They are a visible minority in Pakistan, one of many non-Muslim groups who’ve lived in the country for centuries. This week, though, because of fighting between the Taliban and Pakistan’s military, the Sikhs of Pakistan are fleeing their longtime homes in the country’s northwest. Their very presence is a reminder that Pakistan was founded in 1947 as a secular democracy, albeit one with an overarching Muslim identity.
Christians are another visible minority in Pakistan, with churches dotting neighborhoods in Karachi, Peshawar, Lahore and other cities. More than one million Pakistanis follow some form of Christian denomination. Like Pakistan’s Sikhs, the country’s Christians – at least those living in areas held by the Taliban – have faced retribution, and are deciding to flee their homes.
Pakistan once had a thriving Jewish population centered in Karachi, where a prominent synagogue once stood, but most of these Jews immigrated to India, Israel, and Britain by the late 1960s. Still, a small Jewish community reportedly still exists in Karachi.
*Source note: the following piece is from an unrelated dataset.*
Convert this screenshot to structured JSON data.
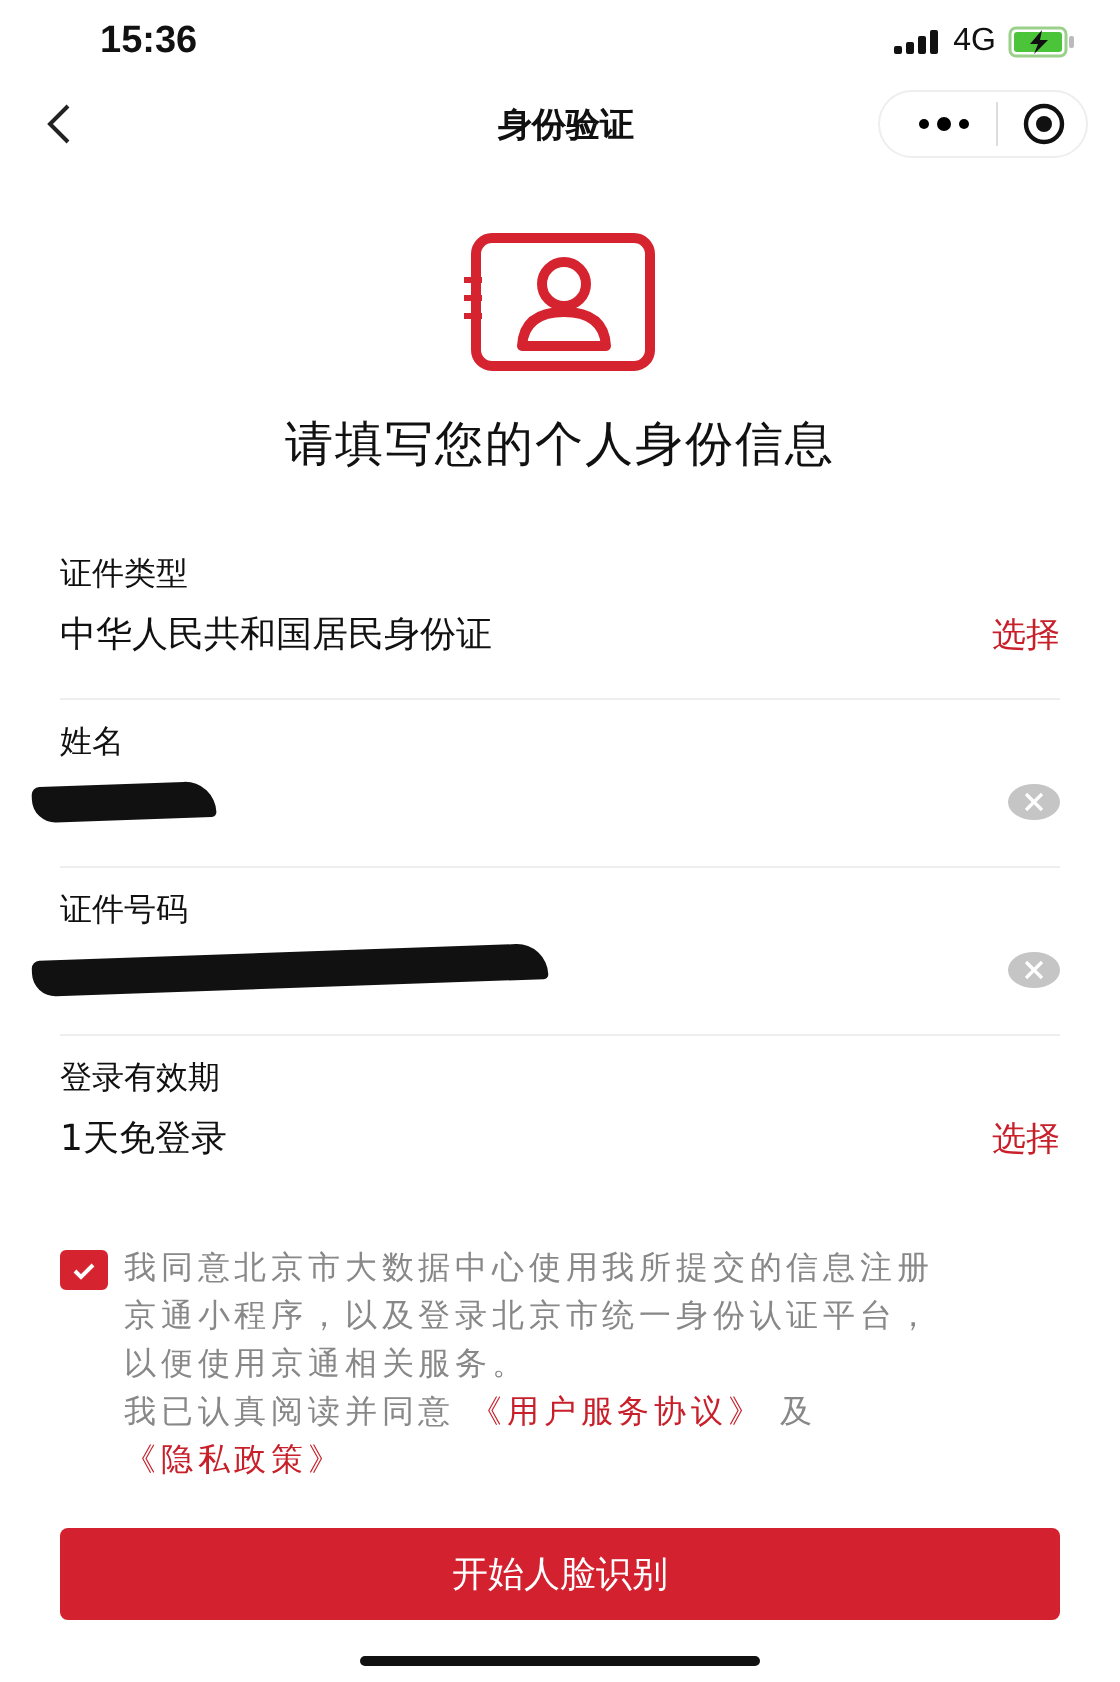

And some researchers say that Pakistan’s Pashtuns – also known as Pathans – trace their origins to one of the Lost Tribes of Israel. Pashtuns, who live in Pakistan’s border areas with Afghanistan, follow practices (such as eighth-day circumcision) that are similar to those in Judaism. Scholars have written about this connection for more than 50 years, and Pashtuns I met in Pakistan when I lived there talked openly about the connection, even noting that their “Jewish noses” were an obvious sign of their historic lineage.
Pakistan was once a gateway to all the world’s major religions, including Buddhism, which spread there more than 2,000 years ago. Today, old Buddhist temples are being restored in Pakistan. And museums around the world, including the Metropolitan in New York, have eye-catching objects that testify to the time when Pakistan was a land that openly welcomed people of all faiths.